Six years ago, four shop stewards were sacked from their jobs at Belfast Airport after organising a strike. Finally, after a long and acrimonious legal battle involving hunger strikes and claims of betrayal, it looks like the case could finally have been resolved.
The four shop stewards were sacked from their jobs six years ago when they were targeted as the ringleaders behind a strike which was attempting to get a 50 pence rise in their hourly wage. However, the company which they worked for, the airport security firm ICTS, failed to agree to their demands and fired them instead.
After winning the initial trial, the four staff last week won the appeal, and so the long path to justice is finally at an end. One of the four workers, Gordon McNeill, said: "This judgment is an important victory for the whole trade union movement and a blow to anti trade union, low pay employers like ICTS."
However, another battle has arisen between the staff and Unite, the union whom they claim did not support them through their ordeal. After the recent ruling in their favour, Unite has offered each of them £40,000 in compensation on the guarantee that none of them speaks of the situation again. But Gordon McNeill is determined to expose what went on, especially the circumstances concerning the role of some of the trade union officials.

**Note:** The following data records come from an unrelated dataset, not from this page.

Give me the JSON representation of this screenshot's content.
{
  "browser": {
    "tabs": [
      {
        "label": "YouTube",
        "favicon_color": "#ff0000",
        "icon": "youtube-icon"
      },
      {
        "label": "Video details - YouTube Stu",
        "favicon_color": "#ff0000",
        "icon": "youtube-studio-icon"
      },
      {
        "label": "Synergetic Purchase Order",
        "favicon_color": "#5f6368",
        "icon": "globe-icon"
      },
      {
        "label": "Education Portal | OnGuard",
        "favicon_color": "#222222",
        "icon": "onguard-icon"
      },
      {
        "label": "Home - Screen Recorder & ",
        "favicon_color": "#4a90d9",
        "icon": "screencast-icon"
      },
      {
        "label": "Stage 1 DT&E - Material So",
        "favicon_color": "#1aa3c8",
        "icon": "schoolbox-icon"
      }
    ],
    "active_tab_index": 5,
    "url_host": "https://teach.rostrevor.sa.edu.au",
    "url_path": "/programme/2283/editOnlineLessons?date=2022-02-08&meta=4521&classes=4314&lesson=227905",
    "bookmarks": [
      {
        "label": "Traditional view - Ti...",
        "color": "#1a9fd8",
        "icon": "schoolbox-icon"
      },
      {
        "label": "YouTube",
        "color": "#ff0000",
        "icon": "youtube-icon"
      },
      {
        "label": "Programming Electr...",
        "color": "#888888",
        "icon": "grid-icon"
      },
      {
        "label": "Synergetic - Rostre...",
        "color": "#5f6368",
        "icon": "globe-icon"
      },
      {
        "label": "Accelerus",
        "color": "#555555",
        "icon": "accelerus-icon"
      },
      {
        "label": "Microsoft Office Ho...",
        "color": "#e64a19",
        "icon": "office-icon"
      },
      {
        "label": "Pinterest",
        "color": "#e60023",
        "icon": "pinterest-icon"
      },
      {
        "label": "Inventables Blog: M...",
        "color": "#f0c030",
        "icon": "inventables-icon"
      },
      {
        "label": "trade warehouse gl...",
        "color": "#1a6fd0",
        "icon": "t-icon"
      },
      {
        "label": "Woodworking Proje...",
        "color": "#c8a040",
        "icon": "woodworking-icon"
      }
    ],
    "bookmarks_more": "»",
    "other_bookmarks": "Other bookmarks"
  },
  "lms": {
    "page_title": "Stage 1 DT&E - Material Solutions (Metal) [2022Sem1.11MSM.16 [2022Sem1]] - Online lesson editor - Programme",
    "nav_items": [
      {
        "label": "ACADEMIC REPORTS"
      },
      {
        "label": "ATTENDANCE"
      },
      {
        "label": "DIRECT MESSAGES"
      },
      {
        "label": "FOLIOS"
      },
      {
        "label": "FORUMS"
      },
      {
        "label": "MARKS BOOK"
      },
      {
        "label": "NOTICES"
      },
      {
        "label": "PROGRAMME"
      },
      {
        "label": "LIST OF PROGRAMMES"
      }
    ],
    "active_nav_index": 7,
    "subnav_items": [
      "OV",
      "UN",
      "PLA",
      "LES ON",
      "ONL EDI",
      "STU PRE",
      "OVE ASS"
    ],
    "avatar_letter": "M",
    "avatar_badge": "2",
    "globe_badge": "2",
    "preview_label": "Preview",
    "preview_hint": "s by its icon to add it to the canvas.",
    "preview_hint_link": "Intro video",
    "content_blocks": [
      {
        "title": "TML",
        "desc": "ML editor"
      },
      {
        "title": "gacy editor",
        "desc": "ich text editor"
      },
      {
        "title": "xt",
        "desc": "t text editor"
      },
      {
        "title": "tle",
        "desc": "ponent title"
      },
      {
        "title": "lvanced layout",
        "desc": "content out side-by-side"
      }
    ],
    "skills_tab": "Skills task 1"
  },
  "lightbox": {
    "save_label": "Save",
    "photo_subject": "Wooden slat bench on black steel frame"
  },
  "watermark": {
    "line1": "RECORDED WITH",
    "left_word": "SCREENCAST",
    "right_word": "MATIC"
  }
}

In April this year, McNeill went on a hunger strike, along with two of the other employees who were sacked, Madan Gupta and Chris Bowyer, in protest at their treatment by Unite. McNeill was taken to hospital during the protest, which only ended when the doctors threatened to force feed him.
However, Unite has expressed dismay at their decision to continue to pursue damages against the union, saying that they have already paid the legal costs of the ICTS trial. They have described the actions of the four staff as nothing more than a “money grab”.